Biological, Environmental, and Earth Sciences
West Nile virus (WNV) infections in free-ranging birds were studied in Slidell, St. Tammany Parish, Louisiana, after a human encephalitis outbreak peaked there in July 2002. Seroprevalence in resident, free-ranging wild birds in one suburban site was 25% and 24% in August and October, respectively, indicating that most transmission had ceased by early August. Mortality rates, seroprevalence rates, host competence, and crude population estimates were used in mathematical models to predict actual infection rates, population impacts, and importance as amplifying hosts for several common passerine birds. Northern cardinal (Cardinalis cardinalis) and house sparrow (Passer domesticus) were the principal amplifying hosts, but blue jay (Cyanocitta cristata) and northern mockingbird (Mimus polyglottos) also contributed.
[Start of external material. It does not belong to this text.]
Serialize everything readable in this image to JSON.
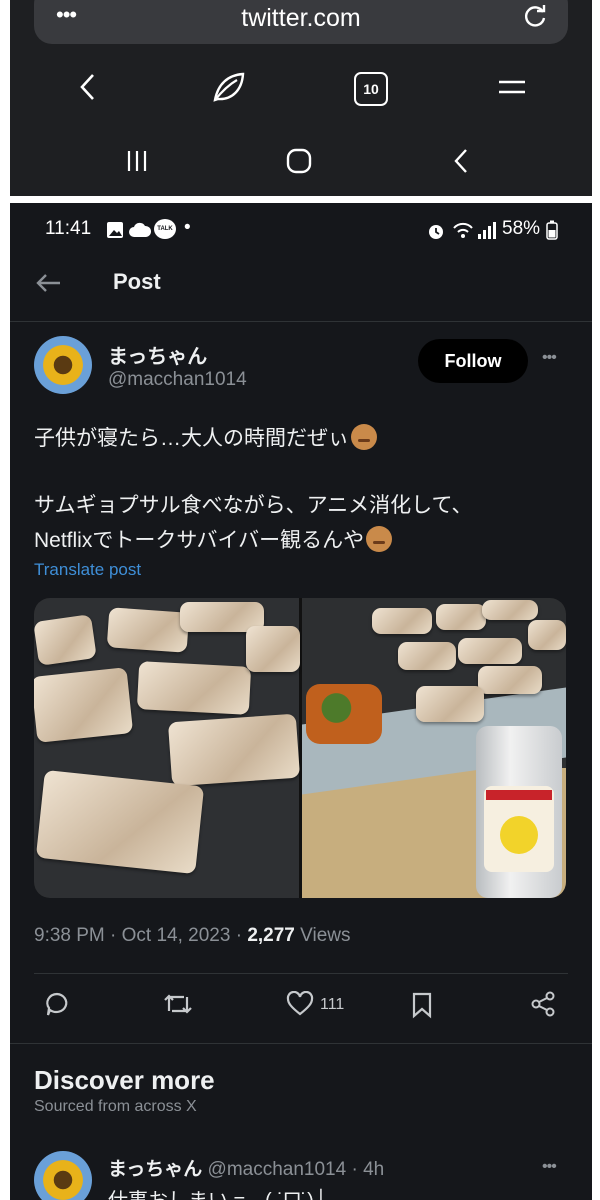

The blue jay population was reduced by an estimated 47%. A variety of passerine bird species combined to play an important role as amplifying hosts in the WNV transmission cycle.
American Journal of Tropical Medicine and Hygiene
Panella, N. A.,
Langevin, S. A.,
Brault, A. C.,
Owen, J. C.
(2005). Avian Hosts for West Nile Virus in St. Tammany Parish, Louisiana, 2002. American Journal of Tropical Medicine and Hygiene, 73(6), 1031-1037.
Available at: https://aquila.usm.edu/fac_pubs/8572
©American Journal of Tropical Medicine and Hygiene